Wolf: Theme park crumbling down
Many people today don't take care of the things they have, don't maintain them, because another one can be purchased to replace the old one. We live in a disposable world where electronics, appliances, cars, houses and even people are neglected and discarded.
Knowing when an item can be maintained and knowing when it is broken is the paragon of prudence.
Sometimes the 42" large screen TV that weighs 155-pounds with a profile three-feet-wide needs its tube broken for all eternity. Sometimes the coffee-pot needs emptied…not the filter, the entire appliance. Sometimes the old war-wagon with 200,000 miles on it can't be salvaged. Sometimes the house burns down and you need a new house. Sometimes, to my disgrace, the marriage can't be saved.
Sometimes maintenance is overrated. Sometimes it's time to start over. And sometimes it may be too late. Discerning the times and the seasons and when to make moves in professional sports leagues separates one general manager from another. Knowing when to "sell high" and when to stay the course is what builds careers and fattens wallets.
The Phoenix Suns have given us a great ride. But the ride is over - Ron Wolfley, reporting.
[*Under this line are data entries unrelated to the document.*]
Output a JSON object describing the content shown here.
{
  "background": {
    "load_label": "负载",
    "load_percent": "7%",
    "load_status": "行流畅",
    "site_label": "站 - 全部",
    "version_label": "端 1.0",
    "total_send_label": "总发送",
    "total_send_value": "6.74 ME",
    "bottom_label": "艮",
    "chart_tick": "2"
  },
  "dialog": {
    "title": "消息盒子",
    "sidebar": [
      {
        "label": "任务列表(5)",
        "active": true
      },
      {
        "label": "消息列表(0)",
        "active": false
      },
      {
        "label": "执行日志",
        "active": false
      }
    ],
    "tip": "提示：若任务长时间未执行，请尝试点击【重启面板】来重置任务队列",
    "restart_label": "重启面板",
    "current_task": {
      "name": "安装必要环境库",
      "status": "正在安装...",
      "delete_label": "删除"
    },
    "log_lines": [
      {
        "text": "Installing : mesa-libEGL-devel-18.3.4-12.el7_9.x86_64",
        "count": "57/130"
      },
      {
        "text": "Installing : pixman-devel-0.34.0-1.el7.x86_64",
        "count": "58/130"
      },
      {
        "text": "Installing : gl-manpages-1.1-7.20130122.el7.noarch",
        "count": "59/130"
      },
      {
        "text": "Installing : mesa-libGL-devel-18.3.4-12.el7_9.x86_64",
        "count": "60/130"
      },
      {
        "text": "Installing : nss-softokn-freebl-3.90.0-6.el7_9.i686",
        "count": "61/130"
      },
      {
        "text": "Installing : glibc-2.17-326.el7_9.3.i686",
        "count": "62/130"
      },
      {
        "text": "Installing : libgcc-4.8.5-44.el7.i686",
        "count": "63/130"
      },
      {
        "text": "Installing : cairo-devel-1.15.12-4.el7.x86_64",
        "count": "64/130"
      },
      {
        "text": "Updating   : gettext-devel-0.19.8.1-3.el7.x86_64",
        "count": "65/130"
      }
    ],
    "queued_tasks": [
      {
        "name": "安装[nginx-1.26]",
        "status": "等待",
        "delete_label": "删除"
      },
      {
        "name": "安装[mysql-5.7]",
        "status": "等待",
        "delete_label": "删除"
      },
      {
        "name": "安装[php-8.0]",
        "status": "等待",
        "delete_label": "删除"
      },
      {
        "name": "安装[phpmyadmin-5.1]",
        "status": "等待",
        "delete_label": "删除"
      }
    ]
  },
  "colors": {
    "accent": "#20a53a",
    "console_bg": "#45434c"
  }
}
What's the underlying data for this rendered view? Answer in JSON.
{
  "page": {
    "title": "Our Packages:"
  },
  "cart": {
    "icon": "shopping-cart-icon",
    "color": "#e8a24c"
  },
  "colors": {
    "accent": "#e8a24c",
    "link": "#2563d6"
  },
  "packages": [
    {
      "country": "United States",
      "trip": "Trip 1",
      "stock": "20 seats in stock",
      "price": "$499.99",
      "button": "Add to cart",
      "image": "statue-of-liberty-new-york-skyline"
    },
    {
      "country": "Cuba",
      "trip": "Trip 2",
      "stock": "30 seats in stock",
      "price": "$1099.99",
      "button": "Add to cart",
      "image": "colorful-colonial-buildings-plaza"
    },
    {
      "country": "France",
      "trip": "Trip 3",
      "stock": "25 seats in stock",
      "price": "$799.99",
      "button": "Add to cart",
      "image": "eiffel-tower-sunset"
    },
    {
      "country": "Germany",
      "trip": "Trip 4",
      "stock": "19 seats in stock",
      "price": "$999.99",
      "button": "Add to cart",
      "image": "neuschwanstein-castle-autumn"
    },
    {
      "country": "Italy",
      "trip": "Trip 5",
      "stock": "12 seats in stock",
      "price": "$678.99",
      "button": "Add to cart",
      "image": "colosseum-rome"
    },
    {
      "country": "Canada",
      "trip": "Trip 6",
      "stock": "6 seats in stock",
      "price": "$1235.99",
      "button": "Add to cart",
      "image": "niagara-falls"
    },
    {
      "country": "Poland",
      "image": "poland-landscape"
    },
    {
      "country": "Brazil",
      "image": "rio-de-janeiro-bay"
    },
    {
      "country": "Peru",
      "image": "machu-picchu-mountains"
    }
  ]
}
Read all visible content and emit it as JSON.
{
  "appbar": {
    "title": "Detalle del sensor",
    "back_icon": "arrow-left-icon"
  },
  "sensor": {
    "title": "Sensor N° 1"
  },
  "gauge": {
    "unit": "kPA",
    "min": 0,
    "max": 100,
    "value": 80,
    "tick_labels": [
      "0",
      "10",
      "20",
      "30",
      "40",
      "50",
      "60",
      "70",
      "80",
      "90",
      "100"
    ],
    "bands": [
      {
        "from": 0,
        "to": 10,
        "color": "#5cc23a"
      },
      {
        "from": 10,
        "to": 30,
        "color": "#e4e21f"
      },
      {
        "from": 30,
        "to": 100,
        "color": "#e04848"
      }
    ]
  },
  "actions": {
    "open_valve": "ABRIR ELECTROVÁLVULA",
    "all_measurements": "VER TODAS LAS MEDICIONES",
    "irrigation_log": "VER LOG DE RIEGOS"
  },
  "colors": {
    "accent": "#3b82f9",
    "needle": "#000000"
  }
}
The problem is the Planet Orange Ride was maintained, prolonged, cared for and preserved. The theme-park was crumbling down around it but the ride was ready to go and making money.
Sometimes maintenance is overrated.
I came across something I wrote two-years ago and I'd like to offer you a retro-shot of verbiage from the bowels of the Wu Fang Clan:
The Suns MUST get something of value for STAT. He is the most talented asset the Suns possess and, therefore, the key to the Suns competing in the Western Conference in the future. What those pieces are remains in the hands of the creators of Planet Orange. Only they know what is being bantered about behind close doors but, make no mistake, those "pieces" will comprise the planet's core for the next five-years.
It will not stop with Amare; it should not stop with Amare.
The Suns should move Steve Nash as well and complete the trajectory of change. Declivitous though it may be, Nash without Amare does not compute. Why would the Suns sign an aging Steve Nash to a 2 or 3-year contract when the rest of the planet is exploding?
That was before the Suns finished third in the Western Conference and went on to challenge the Lakers in the Western Conference Finals with Amare and Nash leading the way.
Was it worth it? Was being relevant for a season worth prolonging the inevitable: a basketball team that didn't include Amare and Nash?
Only you can answer that question. There is a different answer for each of us.
For me and the compound, it was. I am glad the Suns didn't move Amare and Nash. As I read my dusty words I must admit: I'm glad I'm not making decisions for anyone. Last year was special. Planet Orange was special. Sweeping the Spurs was worth it alone!
But the Suns lost Amare Stoudemire. They got nothing for him. Although he had many holes in his game, he represented the cornerstone that would lay the foundation of Planet Orange's rebuilding project. He walked. The Suns will never get that back. They lost their most valuable piece to the rebuilding puzzle and got nothing in return.
Unfortunately, they can't make the same mistake with Nash.